10 Most Common Causes of Food Allergies
Common food allergies causes occur when the immune system has an exaggerated response to particular proteins in certain meals, creating unpleasant effects. Rash, hives, oedema, digestive troubles, and respiratory problems are some of the most common symptoms. In severe circumstances, the patient may develop anaphylaxis, a disease that can be fatal. Nuts, dairy products, eggs, shellfish, wheat, and soy are common foods that might trigger allergic reactions. Food intolerances are not the same as food allergies because food intolerances do not engage the immune system. It is vital to steer clear of allergenic foods at all costs, and those with food allergies should consider carrying epinephrine auto-injectors at all times. It is essential to arrive at an accurate diagnosis through medical testing, which often involves visiting a pathology lab in Jaipur or a similar facility. Management of the condition entails reading food labels, preparing food without allergens, and raising awareness about allergens in various contexts.
1. Common Food Allergens
Nuts, dairy products, eggs, shellfish, wheat, soy, and fish are some of the most common foods that can cause allergic reactions in those who eat them. These foods include proteins, which can provoke an aberrant immunological response when consumed by sensitive individuals. The severity of allergic reactions can range from relatively harmless skin rashes and stomach problems to the potentially fatal condition known as anaphylaxis. Those affected by specific allergies must be aware of them and avoid them at all costs to prevent inadequate responses.
2. Genetics and Family History
A person’s genetic predisposition dramatically increases the risk of developing a food allergy. If either or both parents suffer from food allergies, there is a greater chance that their children will also be susceptible to allergic reactions to particular foods. Some people’s immune systems may be more sensitive to specific allergens than others due to inherited differences in gene expression, which can make some people more prone to developing food allergies than others.
3. Immune System Response
The immune system’s primary function is to defend the body against potentially dangerous external agents.
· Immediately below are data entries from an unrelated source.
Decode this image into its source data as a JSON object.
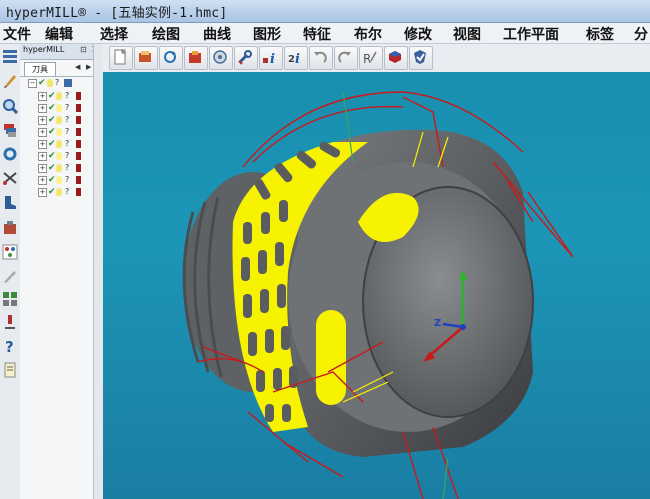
{
  "window": {
    "title": "hyperMILL® - [五轴实例-1.hmc]"
  },
  "menu": {
    "items": [
      "文件",
      "编辑",
      "选择",
      "绘图",
      "曲线",
      "图形",
      "特征",
      "布尔",
      "修改",
      "视图",
      "工作平面",
      "标签",
      "分"
    ]
  },
  "panel": {
    "title": "hyperMILL",
    "tab_label": "刀具",
    "tree_rows": 9
  },
  "toolbar": {
    "buttons": [
      "new-doc-icon",
      "open-icon",
      "rotate-icon",
      "save-icon",
      "target-icon",
      "wrench-icon",
      "info-icon",
      "info-2-icon",
      "undo-icon",
      "redo-icon",
      "reference-icon",
      "box-3d-icon",
      "shield-icon"
    ]
  },
  "left_tools": {
    "icons": [
      "list-icon",
      "pencil-icon",
      "magnify-icon",
      "layers-icon",
      "refresh-icon",
      "scissors-icon",
      "boot-icon",
      "hand-icon",
      "palette-icon",
      "warning-icon",
      "grid-icon",
      "tool-icon",
      "help-icon",
      "note-icon"
    ]
  },
  "colors": {
    "viewport_bg": "#1a8fb0",
    "part_gray": "#6f7275",
    "toolpath_yellow": "#f6f200",
    "toolpath_red": "#c81a1a"
  },
  "axis": {
    "z_label": "Z"
  }
}
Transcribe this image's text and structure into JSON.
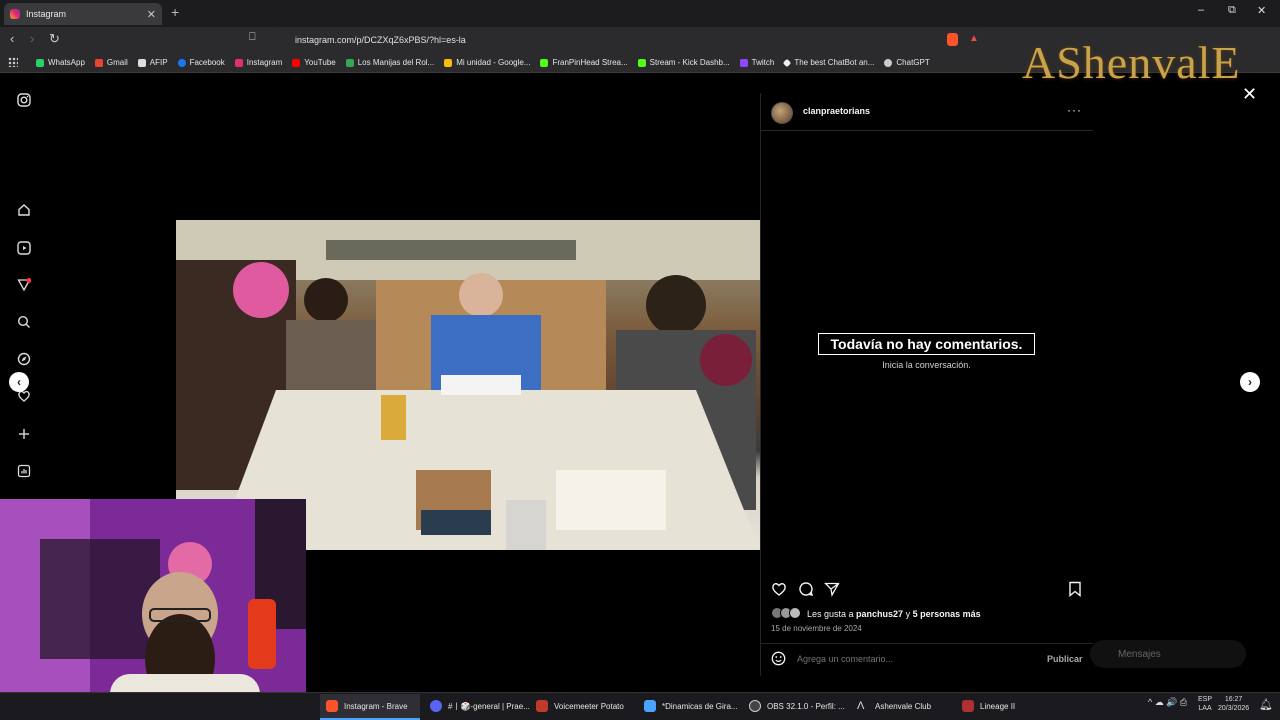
{
  "browser": {
    "tab_title": "Instagram",
    "new_tab": "+",
    "url": "instagram.com/p/DCZXqZ6xPBS/?hl=es-la",
    "bookmarks": [
      {
        "label": "WhatsApp",
        "color": "#25d366"
      },
      {
        "label": "Gmail",
        "color": "#ea4335"
      },
      {
        "label": "AFIP",
        "color": "#dddddd"
      },
      {
        "label": "Facebook",
        "color": "#1877f2"
      },
      {
        "label": "Instagram",
        "color": "#e1306c"
      },
      {
        "label": "YouTube",
        "color": "#ff0000"
      },
      {
        "label": "Los Manijas del Rol...",
        "color": "#34a853"
      },
      {
        "label": "Mi unidad - Google...",
        "color": "#fbbc04"
      },
      {
        "label": "FranPinHead Strea...",
        "color": "#53fc18"
      },
      {
        "label": "Stream - Kick Dashb...",
        "color": "#53fc18"
      },
      {
        "label": "Twitch",
        "color": "#9146ff"
      },
      {
        "label": "The best ChatBot an...",
        "color": "#eeeeee"
      },
      {
        "label": "ChatGPT",
        "color": "#cccccc"
      }
    ],
    "window_controls": [
      "–",
      "⧉",
      "✕"
    ]
  },
  "overlay_logo": "AShenvalE",
  "sidebar_icons": [
    "instagram-icon",
    "home-icon",
    "reels-icon",
    "direct-icon",
    "search-icon",
    "explore-icon",
    "notifications-icon",
    "create-icon",
    "dashboard-icon"
  ],
  "post": {
    "username": "clanpraetorians",
    "more_label": "···",
    "empty_comments_title": "Todavía no hay comentarios.",
    "empty_comments_sub": "Inicia la conversación.",
    "likes_prefix": "Les gusta a ",
    "likes_user": "panchus27",
    "likes_mid": " y ",
    "likes_others": "5 personas más",
    "date": "15 de noviembre de 2024",
    "comment_placeholder": "Agrega un comentario...",
    "publish_label": "Publicar"
  },
  "messages_label": "Mensajes",
  "taskbar": {
    "items": [
      {
        "label": "Instagram - Brave",
        "color": "#fb542b"
      },
      {
        "label": "#⁠丨🎲-general | Prae...",
        "color": "#5865f2"
      },
      {
        "label": "Voicemeeter Potato",
        "color": "#c0392b"
      },
      {
        "label": "*Dinamicas de Gira...",
        "color": "#4aa3ff"
      },
      {
        "label": "OBS 32.1.0 - Perfil: ...",
        "color": "#444444"
      },
      {
        "label": "Ashenvale Club",
        "color": "#dddddd"
      },
      {
        "label": "Lineage II",
        "color": "#b03030"
      }
    ],
    "lang_1": "ESP",
    "lang_2": "LAA",
    "time": "16:27",
    "date": "20/3/2026"
  }
}
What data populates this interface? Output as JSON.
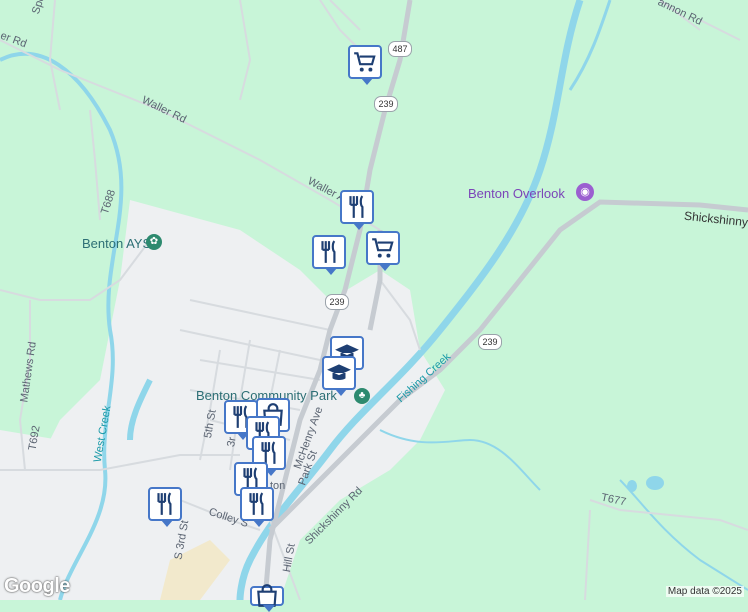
{
  "map": {
    "colors": {
      "land": "#c8f5d8",
      "urban": "#eef0f2",
      "water": "#8fd6ea",
      "road": "#c6cbd1"
    },
    "road_labels": [
      {
        "id": "spencer",
        "text": "Spencer"
      },
      {
        "id": "er-rd",
        "text": "er Rd"
      },
      {
        "id": "waller-rd",
        "text": "Waller Rd"
      },
      {
        "id": "waller-a",
        "text": "Waller A"
      },
      {
        "id": "t688",
        "text": "T688"
      },
      {
        "id": "mathews-rd",
        "text": "Mathews Rd"
      },
      {
        "id": "t692",
        "text": "T692"
      },
      {
        "id": "fifth-st",
        "text": "5th St"
      },
      {
        "id": "third",
        "text": "3r"
      },
      {
        "id": "mchenry-ave",
        "text": "McHenry Ave"
      },
      {
        "id": "park-st",
        "text": "Park St"
      },
      {
        "id": "shickshinny-rd",
        "text": "Shickshinny Rd"
      },
      {
        "id": "shickshinny-right",
        "text": "Shickshinny"
      },
      {
        "id": "colley",
        "text": "Colley S"
      },
      {
        "id": "s3rd-st",
        "text": "S 3rd St"
      },
      {
        "id": "hill-st",
        "text": "Hill St"
      },
      {
        "id": "t677",
        "text": "T677"
      },
      {
        "id": "annon-rd",
        "text": "annon Rd"
      },
      {
        "id": "ton",
        "text": "ton"
      }
    ],
    "water_labels": [
      {
        "id": "west-creek",
        "text": "West Creek"
      },
      {
        "id": "fishing-creek",
        "text": "Fishing Creek"
      }
    ],
    "poi_labels": [
      {
        "id": "benton-ayso",
        "text": "Benton AYSO"
      },
      {
        "id": "benton-community-park",
        "text": "Benton Community Park"
      },
      {
        "id": "benton-overlook",
        "text": "Benton Overlook"
      }
    ],
    "route_shields": [
      {
        "id": "r487",
        "text": "487"
      },
      {
        "id": "r239-top",
        "text": "239"
      },
      {
        "id": "r239-mid",
        "text": "239"
      },
      {
        "id": "r239-right",
        "text": "239"
      }
    ],
    "markers": [
      {
        "id": "m1",
        "icon": "shopping-cart"
      },
      {
        "id": "m2",
        "icon": "restaurant"
      },
      {
        "id": "m3",
        "icon": "restaurant"
      },
      {
        "id": "m4",
        "icon": "shopping-cart"
      },
      {
        "id": "m5",
        "icon": "school"
      },
      {
        "id": "m6",
        "icon": "school"
      },
      {
        "id": "m7",
        "icon": "restaurant"
      },
      {
        "id": "m8",
        "icon": "shopping-bag"
      },
      {
        "id": "m9",
        "icon": "restaurant"
      },
      {
        "id": "m10",
        "icon": "restaurant"
      },
      {
        "id": "m11",
        "icon": "restaurant"
      },
      {
        "id": "m12",
        "icon": "restaurant"
      },
      {
        "id": "m13",
        "icon": "restaurant"
      },
      {
        "id": "m14",
        "icon": "shopping-bag"
      }
    ],
    "attribution": "Map data ©2025",
    "logo": "Google"
  }
}
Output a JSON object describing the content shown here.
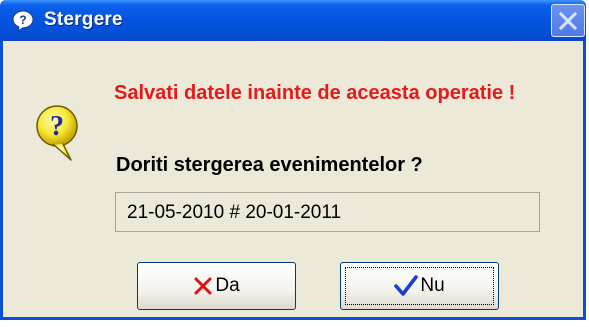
{
  "window": {
    "title": "Stergere",
    "title_icon": "help-question-icon",
    "close_icon": "close-icon"
  },
  "dialog": {
    "icon": "question-bubble-icon",
    "warning": "Salvati datele inainte de aceasta operatie !",
    "question": "Doriti stergerea evenimentelor ?",
    "range_value": "21-05-2010 # 20-01-2011"
  },
  "buttons": {
    "yes_label": "Da",
    "yes_icon": "red-x-icon",
    "no_label": "Nu",
    "no_icon": "blue-checkmark-icon"
  },
  "colors": {
    "titlebar": "#0554e3",
    "warning_text": "#e8191a",
    "dialog_bg": "#ece9d8"
  }
}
Still, in those who suffer from food allergies, the immune system may incorrectly perceive the proteins included in food to be difficult when it is innocuous. Ingestion of these proteins, known as allergens, causes the immune system to produce antibodies, such as immunoglobulin E (IgE), which in turn cause the production of histamines and other substances. This immune response causes different symptoms linked with food allergies causes, such as rashes on the skin, hives, swelling, digestive disorders, and respiratory problems.
4. Early Food Introduction
When particular foods are given to an infant as part of their diet, there is a window of opportunity during which an allergy to that food may develop. Studies have shown that early introduction of allergenic foods, such as peanuts and eggs, during infancy (about 4-6 months) may lessen the likelihood of developing food allergies later in life. However, introducing potentially allergenic foods should only be done under the supervision of a trained medical practitioner for infants at an increased risk of developing allergies.
5. Environmental Factors
There is some evidence that elements in one’s environment, such as exposure to allergens in their natural setting, may play a role in the development of food allergies. For instance, children who live in metropolitan regions or are subjected to more pollution and/or specific allergens may have an increased chance of developing allergies.
6. Gut Health and Microbiota
The state of health of the gut directly influences the control of the immune system. Because it helps the immune system learn to tolerate harmless chemicals, having a diverse and balanced microbiome in the gut is connected with a lower chance of developing allergies. The likelihood of food allergies causes may be increased by factors such as the abuse of antibiotics, which might disturb the microbiota in the stomach.
Cross-reactivity occurs when the proteins of one allergic meal are structurally similar to those of another allergenic food, which causes an immune reaction to both foods. Because apples and cherries both contain proteins identical to those found in birch pollen, those who are allergic to birch pollen may have cross-reactivity with certain fruits.
8. Food Processing and Allergen Contamination
Altering the protein structures of foods through processing methods like heating can make foods less allergenic to people with protein-related food sensitivities. On the other hand, some preparation techniques, such as roasting or frying, can make certain foods more likely to cause allergic reactions. In addition, contamination with allergens can occur during the manufacturing or handling of food, resulting in unintentional exposure to allergens.
9. Overconsumption of Allergenic Foods
The likelihood of acquiring food allergies may increase if you consume allergic foods on a regular and excessive basis. Consuming a varied diet that contains a wide variety of foods, such as fruits, vegetables, grains, and proteins, can assist in preventing an unhealthy dependence on a particular meal and lower the risk of developing food allergies.
10. The Hygiene Hypothesis
According to the hygiene hypothesis, a decrease in a child’s early-life exposure to microbial organisms and infectious diseases may be associated with an increased likelihood of developing allergic reactions later in life. Growing up in circumstances with less microbial diversity may result in an underdeveloped immune system, which may cause an exaggerated response to otherwise harmless things such as dietary proteins.
A confluence of genetic predisposition, immune system reactions to specific food proteins, and environmental variables most commonly bring on food allergies. Genetic variants might enhance a person’s vulnerability to allergies, which can then lead to aberrant immunological reactions. The timing of introducing allergenic foods and maintaining a healthy gut microbiota are critical factors since research suggests that these factors may minimize the likelihood of allergic reactions. Cross-reactivity between food allergies causes and the processes used to produce food can also influence people’s allergic responses. Individuals will be better able to avoid allergens and reduce the likelihood of experiencing severe reactions if they thoroughly understand these reasons, which are essential for the correct diagnosis, treatment, and management of food allergies.
Discover relief and answers for food allergies at Precision Pathlab, it is the best path lab in jaipur. Their experienced team employs advanced technology to conduct accurate testing for a wide range of allergens. Being one of the top pathology lab in Jaipur, we provide timely report delivery, you can swiftly take necessary action. Personalized guidance and support help you interpret results and make informed decisions about your diet and lifestyle. It offers full body checkup in Jaipur and is a one-stop destination for patients. Don’t let food allergies hinder your well-being; take control of your health by booking a simple and hassle-free food allergy test at Precision Pathlab today.